CAPE York leader Noel Pearson says the Rudd and Bligh Labor governments have allowed the Coalition to take the lead in the defence of land rights.

Queensland Premier Anna Bligh's Wild Rivers Act and Kevin Rudd's failure to repeal it showed they had abandoned Labor's commitment to land rights by blocking the economic development of indigenous land, Mr Pearson said yesterday.

He told a Senate inquiry into Tony Abbott's bill to overturn the Wild Rivers Act that the Queensland legislation was racist.

``The exercise of traditional rights is important, but that will never lift our people out of poverty and misery,'' Mr Pearson told the Senate Legal and Constitutional Affairs Committee hearing in Canberra. ``We have to be able to undertake land use that generates economic return for the people who live there.

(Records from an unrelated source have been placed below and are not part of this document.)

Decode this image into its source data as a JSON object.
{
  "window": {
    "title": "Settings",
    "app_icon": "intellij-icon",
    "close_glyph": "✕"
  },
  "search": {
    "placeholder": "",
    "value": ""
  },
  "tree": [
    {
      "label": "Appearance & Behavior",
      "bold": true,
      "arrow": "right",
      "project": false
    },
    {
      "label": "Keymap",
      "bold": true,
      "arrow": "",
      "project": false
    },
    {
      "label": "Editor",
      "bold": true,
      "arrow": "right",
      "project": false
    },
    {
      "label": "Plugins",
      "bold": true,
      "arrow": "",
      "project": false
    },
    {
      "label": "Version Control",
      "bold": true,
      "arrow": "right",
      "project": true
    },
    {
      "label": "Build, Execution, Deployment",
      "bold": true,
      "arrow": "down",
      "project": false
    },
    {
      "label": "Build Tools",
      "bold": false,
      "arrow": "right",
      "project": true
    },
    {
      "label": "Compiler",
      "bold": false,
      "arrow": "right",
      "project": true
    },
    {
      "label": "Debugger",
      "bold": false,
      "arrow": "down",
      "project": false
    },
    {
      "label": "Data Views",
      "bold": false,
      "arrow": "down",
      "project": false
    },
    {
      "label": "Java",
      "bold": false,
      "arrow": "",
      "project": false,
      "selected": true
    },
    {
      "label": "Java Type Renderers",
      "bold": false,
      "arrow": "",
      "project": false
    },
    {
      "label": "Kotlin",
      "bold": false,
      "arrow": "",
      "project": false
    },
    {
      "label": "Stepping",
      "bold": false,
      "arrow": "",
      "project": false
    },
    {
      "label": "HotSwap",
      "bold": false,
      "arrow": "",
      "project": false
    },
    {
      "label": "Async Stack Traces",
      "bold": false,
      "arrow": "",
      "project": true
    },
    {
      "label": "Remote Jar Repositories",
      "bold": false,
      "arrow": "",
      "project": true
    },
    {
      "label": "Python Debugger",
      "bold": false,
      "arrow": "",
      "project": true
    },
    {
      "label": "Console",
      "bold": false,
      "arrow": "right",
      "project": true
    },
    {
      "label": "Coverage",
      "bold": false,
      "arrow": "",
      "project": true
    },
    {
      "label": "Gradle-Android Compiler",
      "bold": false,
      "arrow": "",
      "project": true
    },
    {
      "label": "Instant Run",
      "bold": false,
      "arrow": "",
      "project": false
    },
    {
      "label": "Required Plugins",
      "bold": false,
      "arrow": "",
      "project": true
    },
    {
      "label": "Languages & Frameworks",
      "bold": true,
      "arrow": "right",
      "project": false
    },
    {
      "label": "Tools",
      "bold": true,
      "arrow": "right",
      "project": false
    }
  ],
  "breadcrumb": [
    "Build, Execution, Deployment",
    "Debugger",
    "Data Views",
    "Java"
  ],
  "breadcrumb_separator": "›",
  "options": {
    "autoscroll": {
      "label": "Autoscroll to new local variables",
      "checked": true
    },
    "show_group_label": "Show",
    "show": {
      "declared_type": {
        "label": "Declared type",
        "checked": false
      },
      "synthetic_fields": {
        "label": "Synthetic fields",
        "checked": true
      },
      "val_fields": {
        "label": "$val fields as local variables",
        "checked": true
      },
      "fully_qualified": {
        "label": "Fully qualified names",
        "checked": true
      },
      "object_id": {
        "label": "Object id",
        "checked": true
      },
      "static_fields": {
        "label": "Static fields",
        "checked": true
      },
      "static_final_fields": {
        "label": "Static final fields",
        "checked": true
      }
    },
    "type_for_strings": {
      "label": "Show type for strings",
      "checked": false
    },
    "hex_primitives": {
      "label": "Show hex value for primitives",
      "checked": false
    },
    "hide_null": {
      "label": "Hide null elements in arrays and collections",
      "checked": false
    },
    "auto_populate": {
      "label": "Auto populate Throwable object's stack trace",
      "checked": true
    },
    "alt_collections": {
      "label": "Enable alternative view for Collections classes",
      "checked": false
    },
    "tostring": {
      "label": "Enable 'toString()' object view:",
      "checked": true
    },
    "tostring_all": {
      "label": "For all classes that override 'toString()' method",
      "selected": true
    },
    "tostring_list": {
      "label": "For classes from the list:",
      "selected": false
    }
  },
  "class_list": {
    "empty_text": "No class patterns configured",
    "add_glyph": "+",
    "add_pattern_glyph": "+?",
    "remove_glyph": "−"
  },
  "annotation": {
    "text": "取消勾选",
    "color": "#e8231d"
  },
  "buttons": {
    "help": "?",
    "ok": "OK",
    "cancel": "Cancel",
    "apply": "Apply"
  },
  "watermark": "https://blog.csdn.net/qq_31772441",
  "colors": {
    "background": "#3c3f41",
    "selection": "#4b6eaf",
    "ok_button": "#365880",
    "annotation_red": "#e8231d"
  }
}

``We're not going to be serious about closing the gap on indigenous disadvantage if we have this view that all Aboriginal people should be happy . . . and all they should be entitled to do is stand on one leg in the sunset picking berries.''

Ms Bligh declared last year that three major waterways on Cape York -- the Archer, Stewart and Lockhart rivers -- were wild rivers, imposing severe restrictions on development near them or in their catchment areas.

Mr Pearson said yesterday that this year ``we have the conservatives basically defending and supporting land rights in a way that Labor was doing in 1993''.

``Now I'm hoping that Labor can see this, and they can see that, in fact, it's the conservatives who are honouring the original Mabo deal . . . and just because they might have political discomfort about that, I think they should keep their eyes on the prize here.

``The prize is we have the opportunity for bipartisan enhancement on the rights of native title holders.''

While supporting Mr Abbott's legislation, Mr Pearson denied helping to draft it. Labor senators pressed Mr Pearson to admit that he did not know of any Aboriginal developments that had been held up by the legislation.

Mr Pearson said not one house had been built in Hopevale because of state government environmental red tape and cumbersome planning laws, despite promises three years ago by the Howard government.

He said Canberra had not put enough pressure on the state government to overcome its inertia.

Mr Pearson urged federal Indigenous Affairs Minister Jenny Macklin to listen to the evidence being provided to the committee.

Speaking outside the hearing, Mr Pearson said Labor senators who questioned him yesterday appeared to have been briefed by the Bligh government.